In the late 1960s, trying to stay on the pop charts, many jazz vocalists recorded rock songs. Fitzgerald’s “Sunshine of Your Love,” cut in 1968, was an attempt to answer the challenge of keeping a fifty-one-year-old, black, female jazz singer relevant at a cultural moment when the likes of the Rolling Stones, the Four Tops, the Beatles, the Supremes, the Beach Boys, Aretha Franklin, and Cream were dominating the charts and squeezing high-quality jazz and pop singers like Frank Sinatra, Sarah Vaughan, and Andy Williams off the scene.
On Cream’s classic Disraeli Gears, “Sunshine of Your Love” is the crossroads, a song that prophesizes the sound of 1970s rock while detailing in miniature the powerful influence of the blues and postwar jazz on popular music. Like so many ’60s British rock bands, Cream’s sound was built on the foundational pillars of electrified Chicago blues. And though Ginger Baker has been lauded for his jazz-influenced drumming, it’s Eric Clapton who’s always improvised with true jazz imagination. Listen closely: Slow Hand builds his precise, articulate, beboppish solo on “Sunshine of Your Love” from a slick quotation of “Blue Moon,” slicing the line with smooth Sonny Rollins–like “in the cut” timing.
When Ella Fitzgerald recorded “Sunshine of Your Love,” she couldn’t exactly return the improvisational favor to rock & roll. Instead, she had to remake herself into a scat-singing rock-music earth mother. The band blows the Clapton riff as if it were a James Bond movie theme: shaken, vodka-tipsy, but swaggering and ebullient. You can hear Fitzgerald searching for the edge in the lyric, that place where she can mine whatever is urgent or sexy or essentially bluesy about the song. When she wails over the second chorus of the song, she’s merely straining to be hip. But then a magical thing happens in the bridge—the band, which seems bored, begins its own wailing, answering Ella’s. As she vamps the lyric, whooping and screeching, Tommy Flanagan’s trilling piano fills behind her, and she suddenly seems to be directing the band, charging them to loosen up, to romp, to play with joy.

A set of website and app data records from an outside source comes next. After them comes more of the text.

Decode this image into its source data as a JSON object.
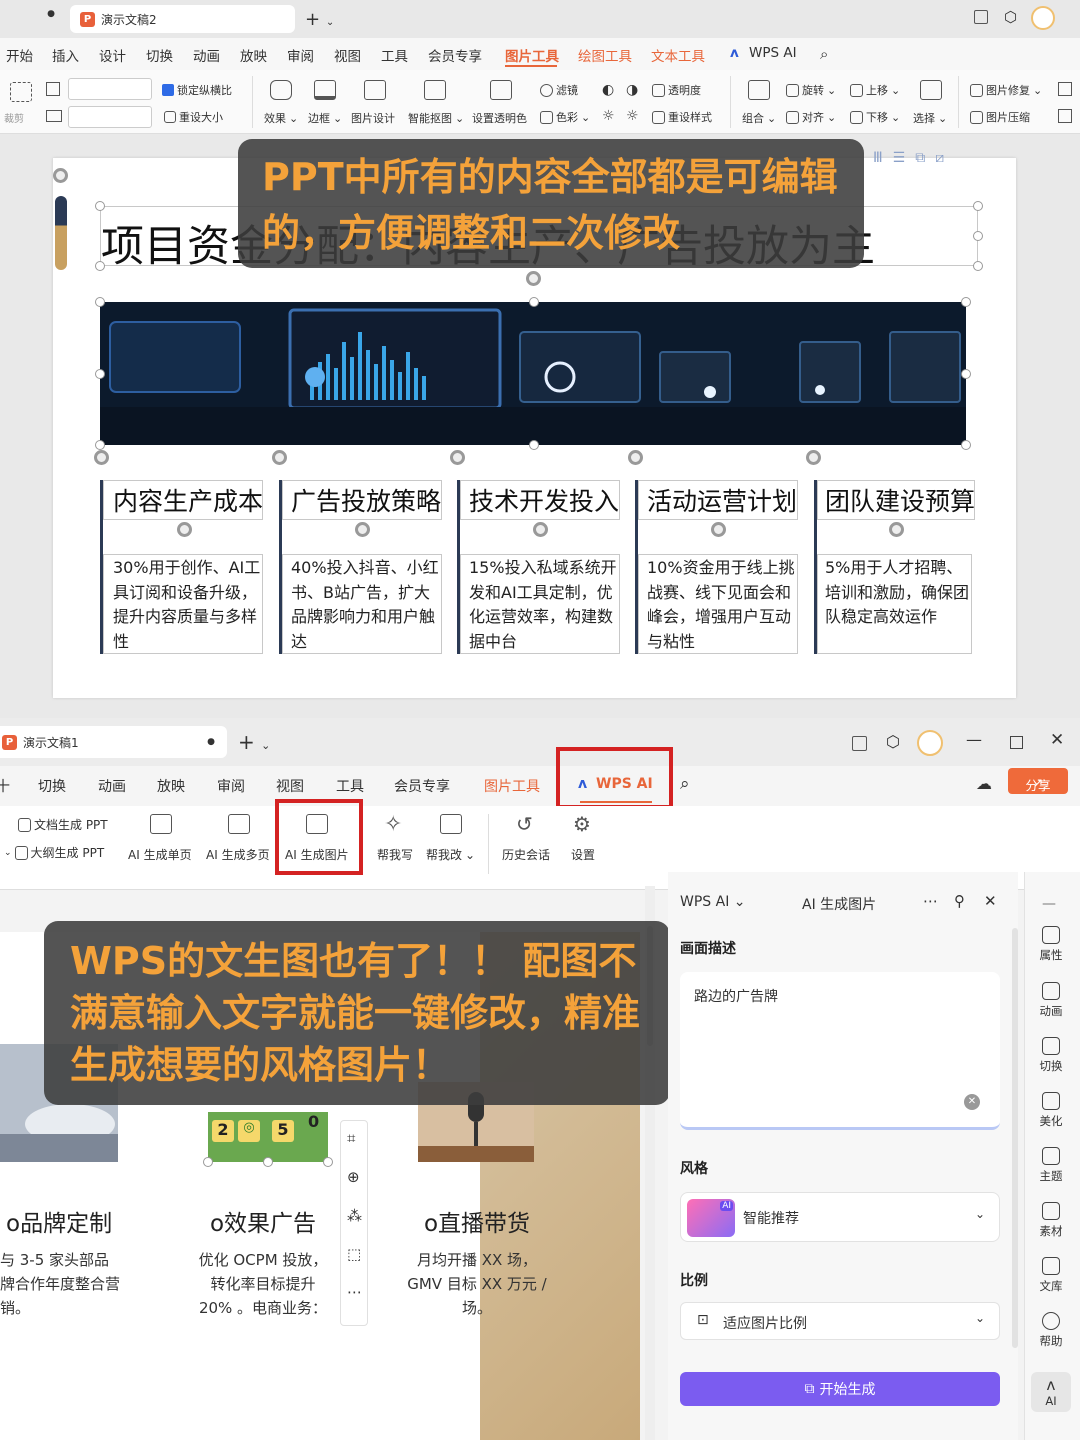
{
  "top": {
    "tab_title": "演示文稿2",
    "menu": [
      "开始",
      "插入",
      "设计",
      "切换",
      "动画",
      "放映",
      "审阅",
      "视图",
      "工具",
      "会员专享"
    ],
    "context_tabs": [
      "图片工具",
      "绘图工具",
      "文本工具"
    ],
    "wps_ai": "WPS AI",
    "ribbon": {
      "crop": "裁剪",
      "lock_ratio": "锁定纵横比",
      "reset_size": "重设大小",
      "effects": "效果",
      "border": "边框",
      "picture_design": "图片设计",
      "smart_cutout": "智能抠图",
      "set_transparent": "设置透明色",
      "filter": "滤镜",
      "color": "色彩",
      "transparency": "透明度",
      "reset_style": "重设样式",
      "rotate": "旋转",
      "align": "对齐",
      "group": "组合",
      "bring_up": "上移",
      "send_down": "下移",
      "select": "选择",
      "picture_repair": "图片修复",
      "picture_compress": "图片压缩"
    },
    "slide": {
      "title": "项目资金分配：内容生产、广告投放为主",
      "columns": [
        {
          "head": "内容生产成本",
          "text": "30%用于创作、AI工具订阅和设备升级，提升内容质量与多样性"
        },
        {
          "head": "广告投放策略",
          "text": "40%投入抖音、小红书、B站广告，扩大品牌影响力和用户触达"
        },
        {
          "head": "技术开发投入",
          "text": "15%投入私域系统开发和AI工具定制，优化运营效率，构建数据中台"
        },
        {
          "head": "活动运营计划",
          "text": "10%资金用于线上挑战赛、线下见面会和峰会，增强用户互动与粘性"
        },
        {
          "head": "团队建设预算",
          "text": "5%用于人才招聘、培训和激励，确保团队稳定高效运作"
        }
      ]
    },
    "overlay": "PPT中所有的内容全部都是可编辑的，方便调整和二次修改"
  },
  "bottom": {
    "tab_title": "演示文稿1",
    "menu": [
      "切换",
      "动画",
      "放映",
      "审阅",
      "视图",
      "工具",
      "会员专享"
    ],
    "picture_tools": "图片工具",
    "wps_ai_tab": "WPS AI",
    "share": "分享",
    "ribbon": {
      "doc_to_ppt": "文档生成 PPT",
      "outline_to_ppt": "大纲生成 PPT",
      "ai_single": "AI 生成单页",
      "ai_multi": "AI 生成多页",
      "ai_image": "AI 生成图片",
      "write": "帮我写",
      "edit": "帮我改",
      "history": "历史会话",
      "settings": "设置"
    },
    "slide_cards": [
      {
        "title": "o品牌定制",
        "text": "与 3-5 家头部品牌合作年度整合营销。"
      },
      {
        "title": "o效果广告",
        "text": "优化 OCPM 投放，转化率目标提升 20% 。电商业务："
      },
      {
        "title": "o直播带货",
        "text": "月均开播 XX 场，GMV 目标 XX 万元 / 场。"
      }
    ],
    "badge_digits": [
      "2",
      "5",
      "0"
    ],
    "overlay": "WPS的文生图也有了！！ 配图不满意输入文字就能一键修改，精准生成想要的风格图片！",
    "panel": {
      "header_left": "WPS AI",
      "header_title": "AI 生成图片",
      "desc_label": "画面描述",
      "desc_value": "路边的广告牌",
      "style_label": "风格",
      "style_value": "智能推荐",
      "ratio_label": "比例",
      "ratio_value": "适应图片比例",
      "generate": "开始生成"
    },
    "side_tools": [
      "属性",
      "动画",
      "切换",
      "美化",
      "主题",
      "素材",
      "文库",
      "帮助",
      "AI"
    ]
  },
  "colors": {
    "accent_orange": "#e8663a",
    "overlay_text": "#f4a23a",
    "generate_btn": "#7b5cf0",
    "highlight": "#d42222"
  }
}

Sitting in the bar on Ludlow and Rivington with my former girlfriend, I wanted to start humming lines from the ballad “What’s New”: “What’s new?/ How is the world treating you?” But then she said, “You look the same,” and we spent the next hours laughing, exchanging family news, reminiscing. We drank until closing time, moments before dawn took over the city, and stumbled to the wobbly downtown train to Brooklyn and the sleepy-slow uptown run to Harlem. Parting at the subway stop, I couldn’t help recalling our last painful separation at the D.C. Metro in Foggy Bottom, or those even older times in Charlottesville and Bloomington, when, longing to stay together, we had to let go. Watching her descend the steps to the platform, I wanted to call out, say something corny but romantic, like “I’ll always be lost in a fog without you.” But I stopped myself from that. She turned with a smile, waving goodbye one more time, and I stood again, for a moment, in the sunshine of her love.